▸ Task item:
I'd like every record given again exactly, please.

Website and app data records
-- Opening Marker --
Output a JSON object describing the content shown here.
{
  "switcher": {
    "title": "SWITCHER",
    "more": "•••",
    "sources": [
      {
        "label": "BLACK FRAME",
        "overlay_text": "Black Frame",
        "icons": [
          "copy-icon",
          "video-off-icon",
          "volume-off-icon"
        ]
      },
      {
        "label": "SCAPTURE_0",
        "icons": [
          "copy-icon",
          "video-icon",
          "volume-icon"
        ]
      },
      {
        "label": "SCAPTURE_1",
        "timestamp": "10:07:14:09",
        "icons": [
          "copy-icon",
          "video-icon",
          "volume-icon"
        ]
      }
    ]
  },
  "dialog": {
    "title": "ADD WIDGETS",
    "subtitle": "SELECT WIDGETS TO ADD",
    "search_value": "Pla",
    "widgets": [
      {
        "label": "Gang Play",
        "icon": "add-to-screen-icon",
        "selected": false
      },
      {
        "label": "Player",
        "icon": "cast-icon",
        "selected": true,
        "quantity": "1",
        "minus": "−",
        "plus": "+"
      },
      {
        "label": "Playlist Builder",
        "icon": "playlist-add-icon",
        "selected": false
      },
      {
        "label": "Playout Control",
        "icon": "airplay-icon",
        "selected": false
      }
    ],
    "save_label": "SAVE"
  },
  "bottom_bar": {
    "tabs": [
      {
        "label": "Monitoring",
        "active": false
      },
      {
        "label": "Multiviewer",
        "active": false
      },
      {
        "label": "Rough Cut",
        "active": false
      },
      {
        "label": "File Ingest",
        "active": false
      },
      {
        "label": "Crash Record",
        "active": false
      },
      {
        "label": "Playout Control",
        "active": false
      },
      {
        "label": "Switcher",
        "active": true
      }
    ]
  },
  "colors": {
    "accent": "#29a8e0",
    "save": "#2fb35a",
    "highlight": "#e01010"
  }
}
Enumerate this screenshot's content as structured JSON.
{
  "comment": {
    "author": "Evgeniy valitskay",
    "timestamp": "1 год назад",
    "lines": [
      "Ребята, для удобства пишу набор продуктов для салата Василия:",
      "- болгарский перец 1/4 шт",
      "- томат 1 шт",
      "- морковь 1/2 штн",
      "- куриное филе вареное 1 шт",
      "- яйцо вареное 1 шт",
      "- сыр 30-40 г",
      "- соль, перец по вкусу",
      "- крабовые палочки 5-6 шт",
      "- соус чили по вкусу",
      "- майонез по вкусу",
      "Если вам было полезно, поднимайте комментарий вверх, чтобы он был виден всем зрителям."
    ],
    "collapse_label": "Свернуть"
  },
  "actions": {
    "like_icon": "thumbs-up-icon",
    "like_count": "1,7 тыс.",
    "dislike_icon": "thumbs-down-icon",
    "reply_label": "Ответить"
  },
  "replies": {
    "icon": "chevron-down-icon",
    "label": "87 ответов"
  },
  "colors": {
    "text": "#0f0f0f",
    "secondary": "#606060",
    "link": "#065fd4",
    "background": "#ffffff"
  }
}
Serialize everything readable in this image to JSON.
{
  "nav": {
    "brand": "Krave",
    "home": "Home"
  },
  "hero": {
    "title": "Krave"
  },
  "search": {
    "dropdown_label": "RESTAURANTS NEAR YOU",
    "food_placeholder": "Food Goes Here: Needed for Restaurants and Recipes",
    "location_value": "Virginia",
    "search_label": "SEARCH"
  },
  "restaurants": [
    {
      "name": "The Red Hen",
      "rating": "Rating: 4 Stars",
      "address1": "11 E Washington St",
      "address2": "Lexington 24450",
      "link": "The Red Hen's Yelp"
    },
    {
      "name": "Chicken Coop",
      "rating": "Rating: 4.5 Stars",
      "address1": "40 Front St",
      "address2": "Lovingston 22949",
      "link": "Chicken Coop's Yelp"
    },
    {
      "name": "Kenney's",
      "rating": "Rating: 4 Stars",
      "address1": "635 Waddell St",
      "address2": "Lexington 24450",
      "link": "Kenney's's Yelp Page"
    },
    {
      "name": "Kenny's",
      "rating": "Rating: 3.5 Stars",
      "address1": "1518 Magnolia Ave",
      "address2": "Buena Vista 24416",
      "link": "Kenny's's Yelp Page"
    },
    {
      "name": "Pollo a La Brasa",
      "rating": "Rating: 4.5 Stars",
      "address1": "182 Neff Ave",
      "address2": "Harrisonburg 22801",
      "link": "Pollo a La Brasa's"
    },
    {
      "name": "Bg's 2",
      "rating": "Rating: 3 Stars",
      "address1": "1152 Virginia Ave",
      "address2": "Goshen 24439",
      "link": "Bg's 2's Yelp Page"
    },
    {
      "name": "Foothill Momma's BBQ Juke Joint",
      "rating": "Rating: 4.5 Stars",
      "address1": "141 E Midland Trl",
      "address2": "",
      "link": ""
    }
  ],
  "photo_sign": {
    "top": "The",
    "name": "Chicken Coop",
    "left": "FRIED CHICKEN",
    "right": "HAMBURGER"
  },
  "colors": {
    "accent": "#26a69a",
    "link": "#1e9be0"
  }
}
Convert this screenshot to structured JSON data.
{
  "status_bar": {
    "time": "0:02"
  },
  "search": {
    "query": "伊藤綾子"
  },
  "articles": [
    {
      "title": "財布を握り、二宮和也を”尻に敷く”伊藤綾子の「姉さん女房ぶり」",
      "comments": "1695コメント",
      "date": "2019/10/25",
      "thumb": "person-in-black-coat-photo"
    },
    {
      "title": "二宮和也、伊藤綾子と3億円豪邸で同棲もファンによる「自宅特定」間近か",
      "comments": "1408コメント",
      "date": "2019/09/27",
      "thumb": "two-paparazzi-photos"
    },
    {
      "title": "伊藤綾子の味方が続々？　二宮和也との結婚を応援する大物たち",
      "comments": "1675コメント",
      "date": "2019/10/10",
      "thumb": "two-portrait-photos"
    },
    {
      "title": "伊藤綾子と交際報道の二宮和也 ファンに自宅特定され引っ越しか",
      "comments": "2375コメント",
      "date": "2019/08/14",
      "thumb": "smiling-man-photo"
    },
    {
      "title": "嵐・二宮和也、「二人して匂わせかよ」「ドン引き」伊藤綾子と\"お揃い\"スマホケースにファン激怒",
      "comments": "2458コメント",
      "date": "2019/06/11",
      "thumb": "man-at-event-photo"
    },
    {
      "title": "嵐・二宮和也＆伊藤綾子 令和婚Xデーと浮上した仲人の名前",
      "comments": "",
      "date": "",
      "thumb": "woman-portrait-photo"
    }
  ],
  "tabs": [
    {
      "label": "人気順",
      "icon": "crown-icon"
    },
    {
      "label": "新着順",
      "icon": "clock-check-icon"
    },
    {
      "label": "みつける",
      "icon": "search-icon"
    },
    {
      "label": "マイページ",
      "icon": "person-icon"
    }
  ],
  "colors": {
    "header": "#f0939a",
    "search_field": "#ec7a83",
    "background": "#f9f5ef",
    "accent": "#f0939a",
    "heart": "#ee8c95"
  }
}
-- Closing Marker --
▸ Expected answer:
Output a JSON object describing the content shown here.
{
  "switcher": {
    "title": "SWITCHER",
    "more": "•••",
    "sources": [
      {
        "label": "BLACK FRAME",
        "overlay_text": "Black Frame",
        "icons": [
          "copy-icon",
          "video-off-icon",
          "volume-off-icon"
        ]
      },
      {
        "label": "SCAPTURE_0",
        "icons": [
          "copy-icon",
          "video-icon",
          "volume-icon"
        ]
      },
      {
        "label": "SCAPTURE_1",
        "timestamp": "10:07:14:09",
        "icons": [
          "copy-icon",
          "video-icon",
          "volume-icon"
        ]
      }
    ]
  },
  "dialog": {
    "title": "ADD WIDGETS",
    "subtitle": "SELECT WIDGETS TO ADD",
    "search_value": "Pla",
    "widgets": [
      {
        "label": "Gang Play",
        "icon": "add-to-screen-icon",
        "selected": false
      },
      {
        "label": "Player",
        "icon": "cast-icon",
        "selected": true,
        "quantity": "1",
        "minus": "−",
        "plus": "+"
      },
      {
        "label": "Playlist Builder",
        "icon": "playlist-add-icon",
        "selected": false
      },
      {
        "label": "Playout Control",
        "icon": "airplay-icon",
        "selected": false
      }
    ],
    "save_label": "SAVE"
  },
  "bottom_bar": {
    "tabs": [
      {
        "label": "Monitoring",
        "active": false
      },
      {
        "label": "Multiviewer",
        "active": false
      },
      {
        "label": "Rough Cut",
        "active": false
      },
      {
        "label": "File Ingest",
        "active": false
      },
      {
        "label": "Crash Record",
        "active": false
      },
      {
        "label": "Playout Control",
        "active": false
      },
      {
        "label": "Switcher",
        "active": true
      }
    ]
  },
  "colors": {
    "accent": "#29a8e0",
    "save": "#2fb35a",
    "highlight": "#e01010"
  }
}
Enumerate this screenshot's content as structured JSON.
{
  "comment": {
    "author": "Evgeniy valitskay",
    "timestamp": "1 год назад",
    "lines": [
      "Ребята, для удобства пишу набор продуктов для салата Василия:",
      "- болгарский перец 1/4 шт",
      "- томат 1 шт",
      "- морковь 1/2 штн",
      "- куриное филе вареное 1 шт",
      "- яйцо вареное 1 шт",
      "- сыр 30-40 г",
      "- соль, перец по вкусу",
      "- крабовые палочки 5-6 шт",
      "- соус чили по вкусу",
      "- майонез по вкусу",
      "Если вам было полезно, поднимайте комментарий вверх, чтобы он был виден всем зрителям."
    ],
    "collapse_label": "Свернуть"
  },
  "actions": {
    "like_icon": "thumbs-up-icon",
    "like_count": "1,7 тыс.",
    "dislike_icon": "thumbs-down-icon",
    "reply_label": "Ответить"
  },
  "replies": {
    "icon": "chevron-down-icon",
    "label": "87 ответов"
  },
  "colors": {
    "text": "#0f0f0f",
    "secondary": "#606060",
    "link": "#065fd4",
    "background": "#ffffff"
  }
}
Serialize everything readable in this image to JSON.
{
  "nav": {
    "brand": "Krave",
    "home": "Home"
  },
  "hero": {
    "title": "Krave"
  },
  "search": {
    "dropdown_label": "RESTAURANTS NEAR YOU",
    "food_placeholder": "Food Goes Here: Needed for Restaurants and Recipes",
    "location_value": "Virginia",
    "search_label": "SEARCH"
  },
  "restaurants": [
    {
      "name": "The Red Hen",
      "rating": "Rating: 4 Stars",
      "address1": "11 E Washington St",
      "address2": "Lexington 24450",
      "link": "The Red Hen's Yelp"
    },
    {
      "name": "Chicken Coop",
      "rating": "Rating: 4.5 Stars",
      "address1": "40 Front St",
      "address2": "Lovingston 22949",
      "link": "Chicken Coop's Yelp"
    },
    {
      "name": "Kenney's",
      "rating": "Rating: 4 Stars",
      "address1": "635 Waddell St",
      "address2": "Lexington 24450",
      "link": "Kenney's's Yelp Page"
    },
    {
      "name": "Kenny's",
      "rating": "Rating: 3.5 Stars",
      "address1": "1518 Magnolia Ave",
      "address2": "Buena Vista 24416",
      "link": "Kenny's's Yelp Page"
    },
    {
      "name": "Pollo a La Brasa",
      "rating": "Rating: 4.5 Stars",
      "address1": "182 Neff Ave",
      "address2": "Harrisonburg 22801",
      "link": "Pollo a La Brasa's"
    },
    {
      "name": "Bg's 2",
      "rating": "Rating: 3 Stars",
      "address1": "1152 Virginia Ave",
      "address2": "Goshen 24439",
      "link": "Bg's 2's Yelp Page"
    },
    {
      "name": "Foothill Momma's BBQ Juke Joint",
      "rating": "Rating: 4.5 Stars",
      "address1": "141 E Midland Trl",
      "address2": "",
      "link": ""
    }
  ],
  "photo_sign": {
    "top": "The",
    "name": "Chicken Coop",
    "left": "FRIED CHICKEN",
    "right": "HAMBURGER"
  },
  "colors": {
    "accent": "#26a69a",
    "link": "#1e9be0"
  }
}
Convert this screenshot to structured JSON data.
{
  "status_bar": {
    "time": "0:02"
  },
  "search": {
    "query": "伊藤綾子"
  },
  "articles": [
    {
      "title": "財布を握り、二宮和也を”尻に敷く”伊藤綾子の「姉さん女房ぶり」",
      "comments": "1695コメント",
      "date": "2019/10/25",
      "thumb": "person-in-black-coat-photo"
    },
    {
      "title": "二宮和也、伊藤綾子と3億円豪邸で同棲もファンによる「自宅特定」間近か",
      "comments": "1408コメント",
      "date": "2019/09/27",
      "thumb": "two-paparazzi-photos"
    },
    {
      "title": "伊藤綾子の味方が続々？　二宮和也との結婚を応援する大物たち",
      "comments": "1675コメント",
      "date": "2019/10/10",
      "thumb": "two-portrait-photos"
    },
    {
      "title": "伊藤綾子と交際報道の二宮和也 ファンに自宅特定され引っ越しか",
      "comments": "2375コメント",
      "date": "2019/08/14",
      "thumb": "smiling-man-photo"
    },
    {
      "title": "嵐・二宮和也、「二人して匂わせかよ」「ドン引き」伊藤綾子と\"お揃い\"スマホケースにファン激怒",
      "comments": "2458コメント",
      "date": "2019/06/11",
      "thumb": "man-at-event-photo"
    },
    {
      "title": "嵐・二宮和也＆伊藤綾子 令和婚Xデーと浮上した仲人の名前",
      "comments": "",
      "date": "",
      "thumb": "woman-portrait-photo"
    }
  ],
  "tabs": [
    {
      "label": "人気順",
      "icon": "crown-icon"
    },
    {
      "label": "新着順",
      "icon": "clock-check-icon"
    },
    {
      "label": "みつける",
      "icon": "search-icon"
    },
    {
      "label": "マイページ",
      "icon": "person-icon"
    }
  ],
  "colors": {
    "header": "#f0939a",
    "search_field": "#ec7a83",
    "background": "#f9f5ef",
    "accent": "#f0939a",
    "heart": "#ee8c95"
  }
}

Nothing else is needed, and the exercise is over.